EXERCISE:
Each record, minus any picture, should be returned exactly as written.

━━━━━━━━

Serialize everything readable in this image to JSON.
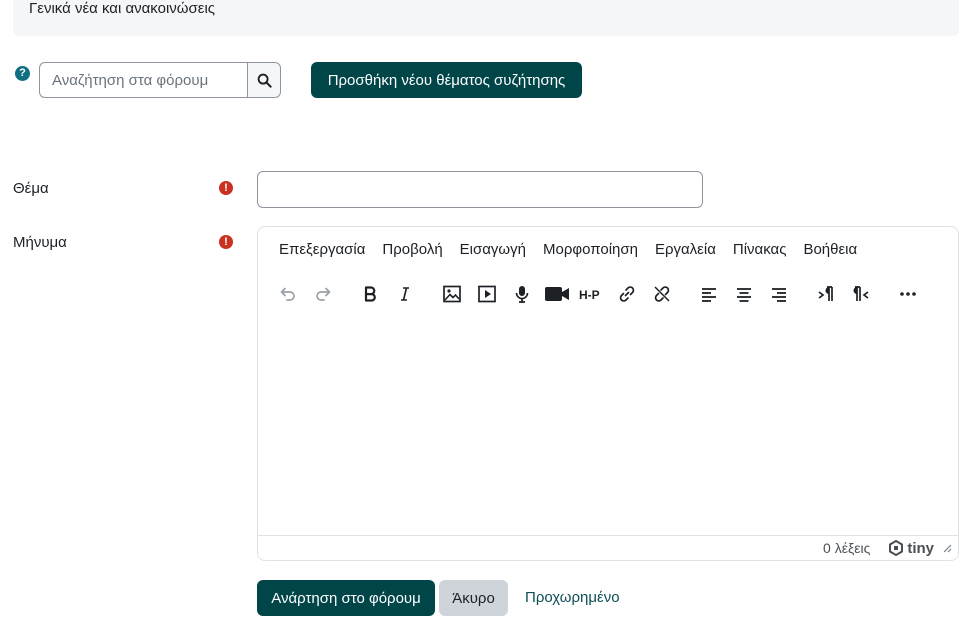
{
  "banner": {
    "text": "Γενικά νέα και ανακοινώσεις"
  },
  "search": {
    "help_icon": "question-circle-icon",
    "placeholder": "Αναζήτηση στα φόρουμ",
    "value": "",
    "button_icon": "search-icon"
  },
  "add_topic": {
    "label": "Προσθήκη νέου θέματος συζήτησης"
  },
  "form": {
    "subject_label": "Θέμα",
    "subject_value": "",
    "message_label": "Μήνυμα",
    "required_icon": "exclamation-circle-icon"
  },
  "editor": {
    "menu": [
      "Επεξεργασία",
      "Προβολή",
      "Εισαγωγή",
      "Μορφοποίηση",
      "Εργαλεία",
      "Πίνακας",
      "Βοήθεια"
    ],
    "toolbar": [
      "undo-icon",
      "redo-icon",
      "bold-icon",
      "italic-icon",
      "image-icon",
      "media-icon",
      "microphone-icon",
      "video-camera-icon",
      "h5p-icon",
      "link-icon",
      "unlink-icon",
      "align-left-icon",
      "align-center-icon",
      "align-right-icon",
      "ltr-icon",
      "rtl-icon",
      "more-icon"
    ],
    "word_count": "0 λέξεις",
    "brand": "tiny"
  },
  "actions": {
    "post_label": "Ανάρτηση στο φόρουμ",
    "cancel_label": "Άκυρο",
    "advanced_label": "Προχωρημένο"
  },
  "colors": {
    "primary": "#004548",
    "required": "#ca3120",
    "help": "#0f6e81",
    "secondary": "#ced4da"
  }
}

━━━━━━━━

TASK RESULT:
Serialize everything readable in this image to JSON.
{
  "banner": {
    "text": "Γενικά νέα και ανακοινώσεις"
  },
  "search": {
    "help_icon": "question-circle-icon",
    "placeholder": "Αναζήτηση στα φόρουμ",
    "value": "",
    "button_icon": "search-icon"
  },
  "add_topic": {
    "label": "Προσθήκη νέου θέματος συζήτησης"
  },
  "form": {
    "subject_label": "Θέμα",
    "subject_value": "",
    "message_label": "Μήνυμα",
    "required_icon": "exclamation-circle-icon"
  },
  "editor": {
    "menu": [
      "Επεξεργασία",
      "Προβολή",
      "Εισαγωγή",
      "Μορφοποίηση",
      "Εργαλεία",
      "Πίνακας",
      "Βοήθεια"
    ],
    "toolbar": [
      "undo-icon",
      "redo-icon",
      "bold-icon",
      "italic-icon",
      "image-icon",
      "media-icon",
      "microphone-icon",
      "video-camera-icon",
      "h5p-icon",
      "link-icon",
      "unlink-icon",
      "align-left-icon",
      "align-center-icon",
      "align-right-icon",
      "ltr-icon",
      "rtl-icon",
      "more-icon"
    ],
    "word_count": "0 λέξεις",
    "brand": "tiny"
  },
  "actions": {
    "post_label": "Ανάρτηση στο φόρουμ",
    "cancel_label": "Άκυρο",
    "advanced_label": "Προχωρημένο"
  },
  "colors": {
    "primary": "#004548",
    "required": "#ca3120",
    "help": "#0f6e81",
    "secondary": "#ced4da"
  }
}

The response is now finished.